X
May 22, 2015 10:23 AM
Turkey’s main opposition Republican People’s Party has sought an image change ahead of the June 7 general election. The move comes after suffering successive defeats at the hands of the Islamist-rooted AK Party, which has portrayed it as hostile to religion. Dorian Jones reports from the western city of Izmir.
Video

Video Turkey's Main Opposition Party Hopes for Election Breakthrough

Turkey’s main opposition Republican People’s Party has sought an image change ahead of the June 7 general election. The move comes after suffering successive defeats at the hands of the Islamist-rooted AK Party, which has portrayed it as hostile to religion. Dorian Jones reports from the western city of Izmir.
Video

Video Europe Follows US Lead in Tackling ‘Conflict Minerals’

Metals mined from conflict zones in places like the Democratic Republic of Congo are often sold by warlords to buy weapons. This week European lawmakers voted to force manufacturers to prove that their supply chains are not inadvertently fueling conflicts and human rights abuses. Henry Ridgwell reports from London.
Video

Video Class Tackles Questions of Race, Discrimination

Unrest in some U.S. cities is more than just a trending news item at Ladue Middle School in St. Louis, Missouri. As VOA’s Kane Farabaugh reports, it’s a focus of a multicultural studies class engaging students in wide-ranging discussions about racial tensions and police aggression.
Video

Video Mind-Controlled Prosthetics Are Getting Closer

Scientists and engineers are making substantial advances towards the ultimate goal in prosthetics – creation of limbs that can be controlled by the wearer’s mind. Thanks to sophisticated sensors capable of picking up the brain’s signals, an amputee in Iceland is literally bringing us one step closer to that goal. VOA’s George Putic reports.
Video

Video Afghan Economy Sinks As Foreign Troops Depart

As international troops prepare to leave Afghanistan, and many foreign aid groups follow, Afghans are grappling with how the exodus will affect the country's fragile economy. Ayesha Tanzeem reports from the Afghan capital, Kabul.
Video

Video Poverty, Ignorance Force Underage Girls Into Marriage

The recent marriage of a 17-year old Chechen girl to a local police chief who was 30 years older and already had a wife caused an outcry in Russia and beyond. The bride was reportedly forced to marry and her parents were intimidated into giving their consent. The union spotlighted yet again the plight of many underage girls in developing countries. Zlatica Hoke reports poverty, ignorance and fear are behind the practice, especially in Asia and Africa.
Video
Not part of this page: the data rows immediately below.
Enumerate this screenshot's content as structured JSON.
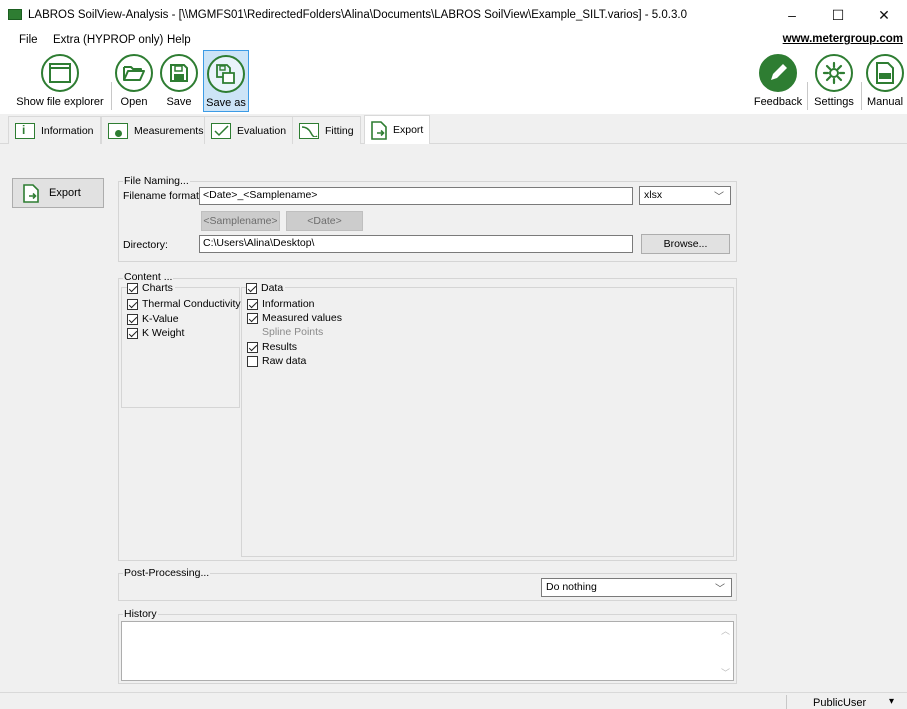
{
  "window": {
    "title": "LABROS SoilView-Analysis - [\\\\MGMFS01\\RedirectedFolders\\Alina\\Documents\\LABROS SoilView\\Example_SILT.varios] - 5.0.3.0",
    "controls": {
      "minimize": "–",
      "maximize": "☐",
      "close": "✕"
    }
  },
  "menu": {
    "items": [
      "File",
      "Extra (HYPROP only)",
      "Help"
    ],
    "link": "www.metergroup.com"
  },
  "ribbon": {
    "show_explorer": "Show file explorer",
    "open": "Open",
    "save": "Save",
    "save_as": "Save as",
    "feedback": "Feedback",
    "settings": "Settings",
    "manual": "Manual"
  },
  "tabs": [
    {
      "label": "Information",
      "icon": "info-icon"
    },
    {
      "label": "Measurements",
      "icon": "measurements-icon"
    },
    {
      "label": "Evaluation",
      "icon": "evaluation-icon"
    },
    {
      "label": "Fitting",
      "icon": "fitting-icon"
    },
    {
      "label": "Export",
      "icon": "export-icon",
      "active": true
    }
  ],
  "export_button": "Export",
  "file_naming": {
    "title": "File Naming...",
    "format_label": "Filename format:",
    "format_value": "<Date>_<Samplename>",
    "ext_value": "xlsx",
    "token_samplename": "<Samplename>",
    "token_date": "<Date>",
    "directory_label": "Directory:",
    "directory_value": "C:\\Users\\Alina\\Desktop\\",
    "browse": "Browse..."
  },
  "content": {
    "title": "Content ...",
    "charts_label": "Charts",
    "charts": [
      {
        "label": "Thermal Conductivity",
        "checked": true
      },
      {
        "label": "K-Value",
        "checked": true
      },
      {
        "label": "K Weight",
        "checked": true
      }
    ],
    "data_label": "Data",
    "data": [
      {
        "label": "Information",
        "checked": true,
        "enabled": true
      },
      {
        "label": "Measured values",
        "checked": true,
        "enabled": true
      },
      {
        "label": "Spline Points",
        "checked": false,
        "enabled": false
      },
      {
        "label": "Results",
        "checked": true,
        "enabled": true
      },
      {
        "label": "Raw data",
        "checked": false,
        "enabled": true
      }
    ]
  },
  "post_processing": {
    "title": "Post-Processing...",
    "value": "Do nothing"
  },
  "history": {
    "title": "History",
    "text": ""
  },
  "status": {
    "user": "PublicUser"
  },
  "colors": {
    "accent_green": "#2e7d32",
    "selected_blue": "#cce4f7"
  }
}
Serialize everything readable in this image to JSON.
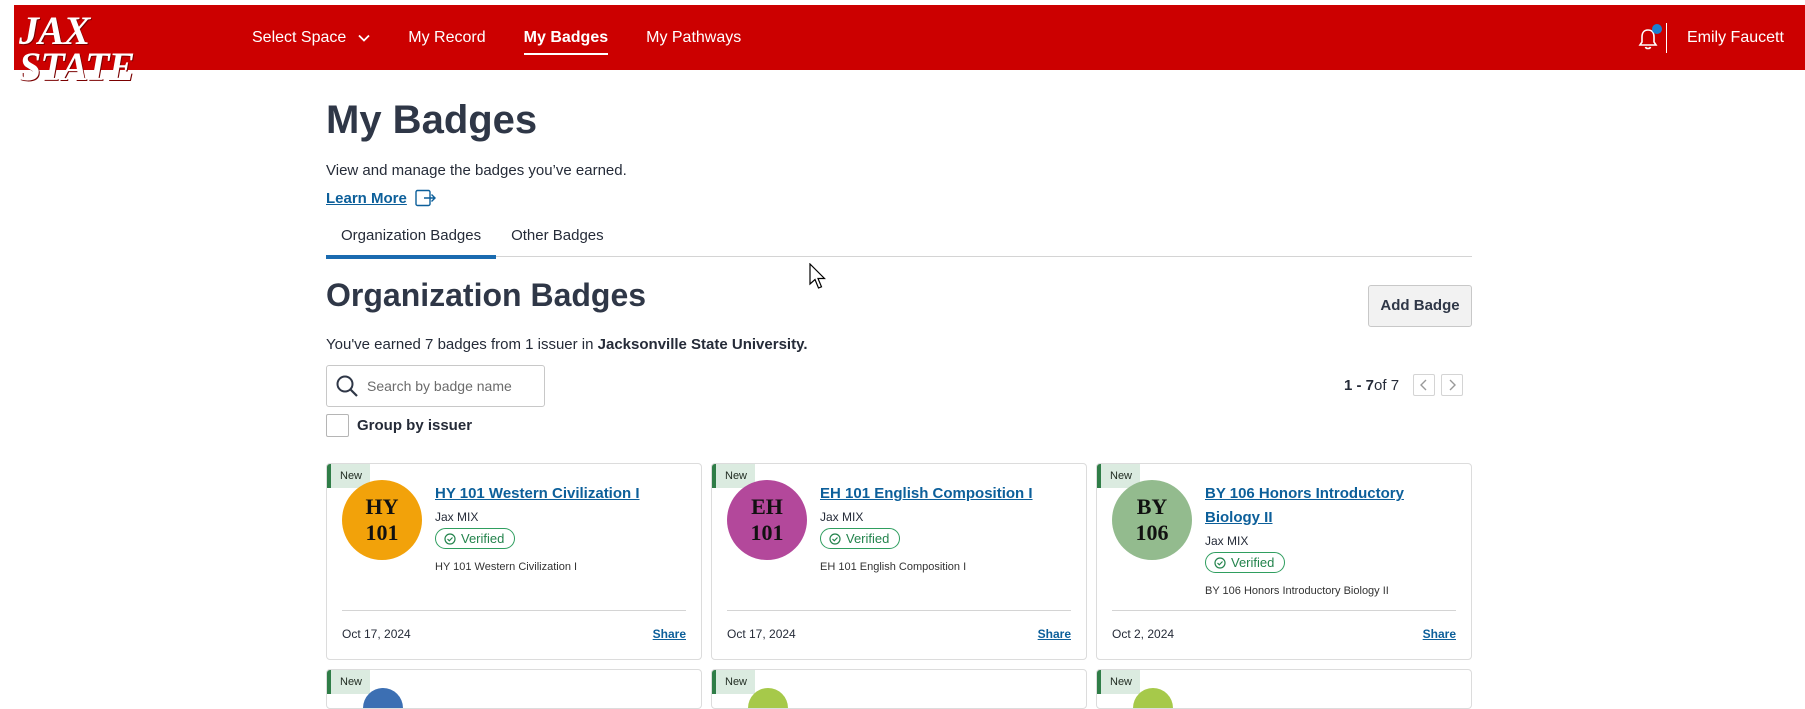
{
  "header": {
    "logo_main": "JAX STATE",
    "logo_sub": "Jacksonville State University.",
    "nav": [
      {
        "label": "Select Space"
      },
      {
        "label": "My Record"
      },
      {
        "label": "My Badges"
      },
      {
        "label": "My Pathways"
      }
    ],
    "user_name": "Emily Faucett"
  },
  "page": {
    "title": "My Badges",
    "description": "View and manage the badges you’ve earned.",
    "learn_more": "Learn More",
    "tabs": [
      "Organization Badges",
      "Other Badges"
    ],
    "active_tab": "Organization Badges"
  },
  "section": {
    "title": "Organization Badges",
    "add_badge": "Add Badge",
    "earned_prefix": "You've earned 7 badges from 1 issuer in ",
    "earned_org": "Jacksonville State University.",
    "search_placeholder": "Search by badge name",
    "pager_range": "1 - 7",
    "pager_total": " of 7",
    "group_by": "Group by issuer"
  },
  "badges": [
    {
      "new_label": "New",
      "code1": "HY",
      "code2": "101",
      "color": "#f2a20a",
      "title": "HY 101 Western Civilization I",
      "issuer": "Jax MIX",
      "verified": "Verified",
      "desc": "HY 101 Western Civilization I",
      "date": "Oct 17, 2024",
      "share": "Share"
    },
    {
      "new_label": "New",
      "code1": "EH",
      "code2": "101",
      "color": "#b3489b",
      "title": "EH 101 English Composition I",
      "issuer": "Jax MIX",
      "verified": "Verified",
      "desc": "EH 101 English Composition I",
      "date": "Oct 17, 2024",
      "share": "Share"
    },
    {
      "new_label": "New",
      "code1": "BY",
      "code2": "106",
      "color": "#93bb8e",
      "title": "BY 106 Honors Introductory Biology II",
      "issuer": "Jax MIX",
      "verified": "Verified",
      "desc": "BY 106 Honors Introductory Biology II",
      "date": "Oct 2, 2024",
      "share": "Share"
    }
  ],
  "row2_new_labels": [
    "New",
    "New",
    "New"
  ]
}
Video South Korea Marks Gwangju Uprising Anniversary

South Korea this week marked the 35th anniversary of a protest that turned deadly. The Gwangju Uprising is credited with starting the country’s democratic revolution after it was violently quelled by South Korea’s former military rulers. But as Jason Strother reports, some observers worry that democracy has recently been eroded.
Video

Video California’s Water System Not Created To Handle Current Drought

The drought in California is moving into its fourth year. While the state's governor is mandating a reduction in urban water use, most of the water used in California is for agriculture. But both city dwellers and farmers are feeling the impact of the drought. Some experts say the state’s water system was not created to handle long periods of drought. Elizabeth Lee reports from Ventura County, an agricultural region just northwest of Los Angeles.
Video

Video How to Clone a Mammoth: The Science of De-Extinction

An international team of scientists has sequenced the complete genome of the woolly mammoth. Led by the Swedish Museum of Natural History in Stockholm, the work opens the door to recreate the huge herbivore, which last roamed the Earth 4,000 years ago. VOA’s Rosanne Skirble considers the science of de-extinction and its place on the planet
Video

Video Blind Boy Defines His Life with Music

Cole Moran was born blind. He also has cognitive delays and other birth defects. He has to learn everything by ear. Nevertheless, the 12-year-old has had an insatiable love for music since he was born. VOA’s June Soh introduces us to the young phenomenal harmonica player.

VOA Blogs